[Dataset rows describing interfaces]

BEGIN

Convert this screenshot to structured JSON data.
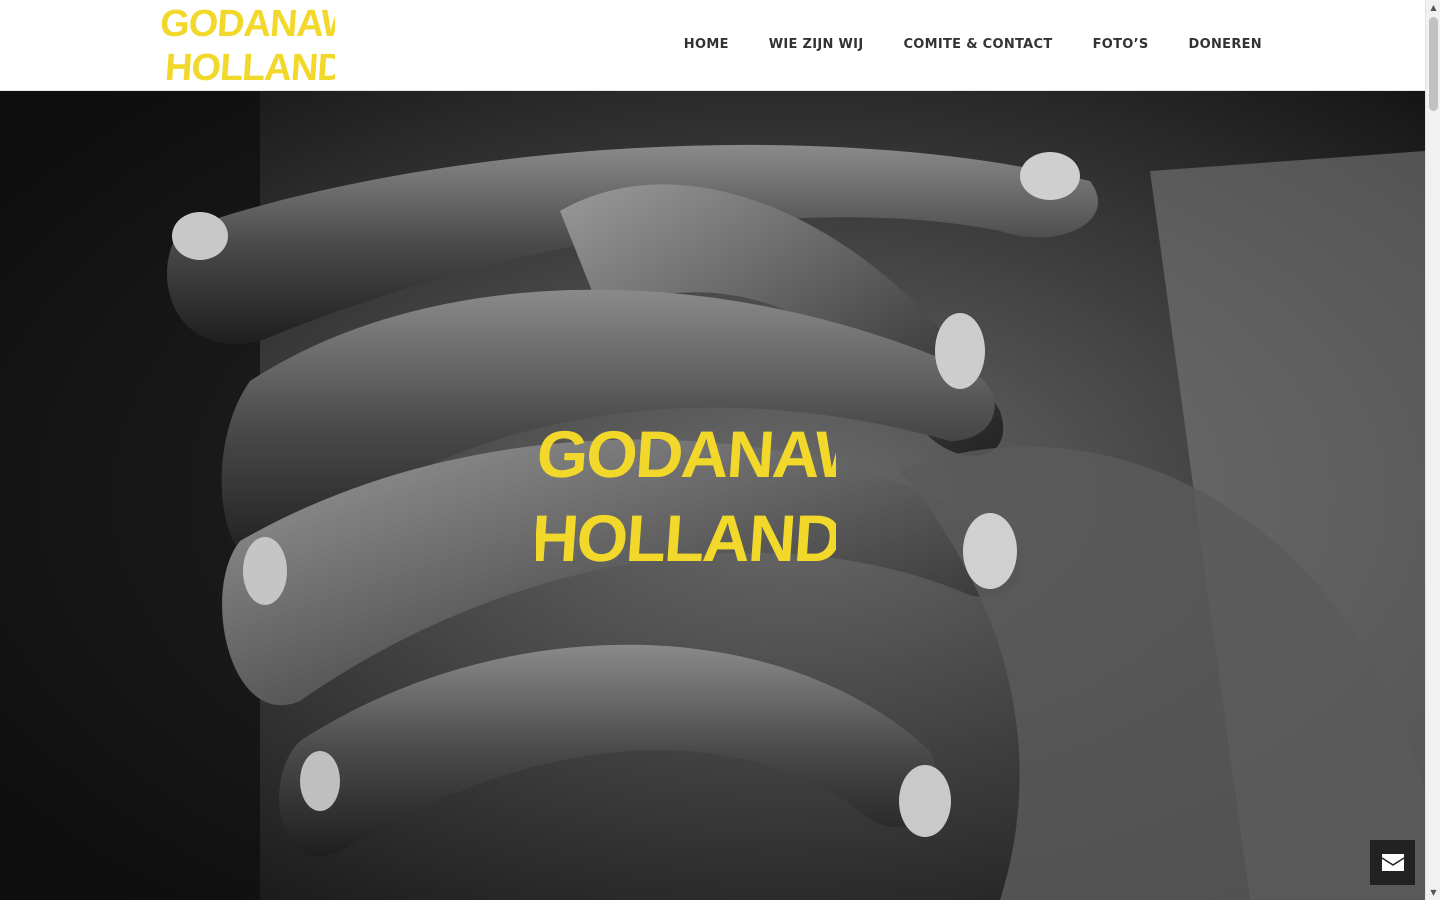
{
  "brand": {
    "name_line1": "GODANAW",
    "name_line2": "HOLLAND",
    "logo_color": "#f2d82a"
  },
  "nav": {
    "items": [
      {
        "label": "HOME"
      },
      {
        "label": "WIE ZIJN WIJ"
      },
      {
        "label": "COMITE & CONTACT"
      },
      {
        "label": "FOTO’S"
      },
      {
        "label": "DONEREN"
      }
    ]
  },
  "hero": {
    "title_line1": "GODANAW",
    "title_line2": "HOLLAND",
    "image_subject": "black-and-white photo of clasped hands"
  },
  "contact_button": {
    "icon": "envelope-icon"
  },
  "colors": {
    "accent_yellow": "#f2d82a",
    "nav_text": "#333333",
    "contact_button_bg": "#222222"
  }
}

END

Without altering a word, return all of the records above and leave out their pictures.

§ **ANSWER BELOW**:
Convert this screenshot to structured JSON data.
{
  "brand": {
    "name_line1": "GODANAW",
    "name_line2": "HOLLAND",
    "logo_color": "#f2d82a"
  },
  "nav": {
    "items": [
      {
        "label": "HOME"
      },
      {
        "label": "WIE ZIJN WIJ"
      },
      {
        "label": "COMITE & CONTACT"
      },
      {
        "label": "FOTO’S"
      },
      {
        "label": "DONEREN"
      }
    ]
  },
  "hero": {
    "title_line1": "GODANAW",
    "title_line2": "HOLLAND",
    "image_subject": "black-and-white photo of clasped hands"
  },
  "contact_button": {
    "icon": "envelope-icon"
  },
  "colors": {
    "accent_yellow": "#f2d82a",
    "nav_text": "#333333",
    "contact_button_bg": "#222222"
  }
}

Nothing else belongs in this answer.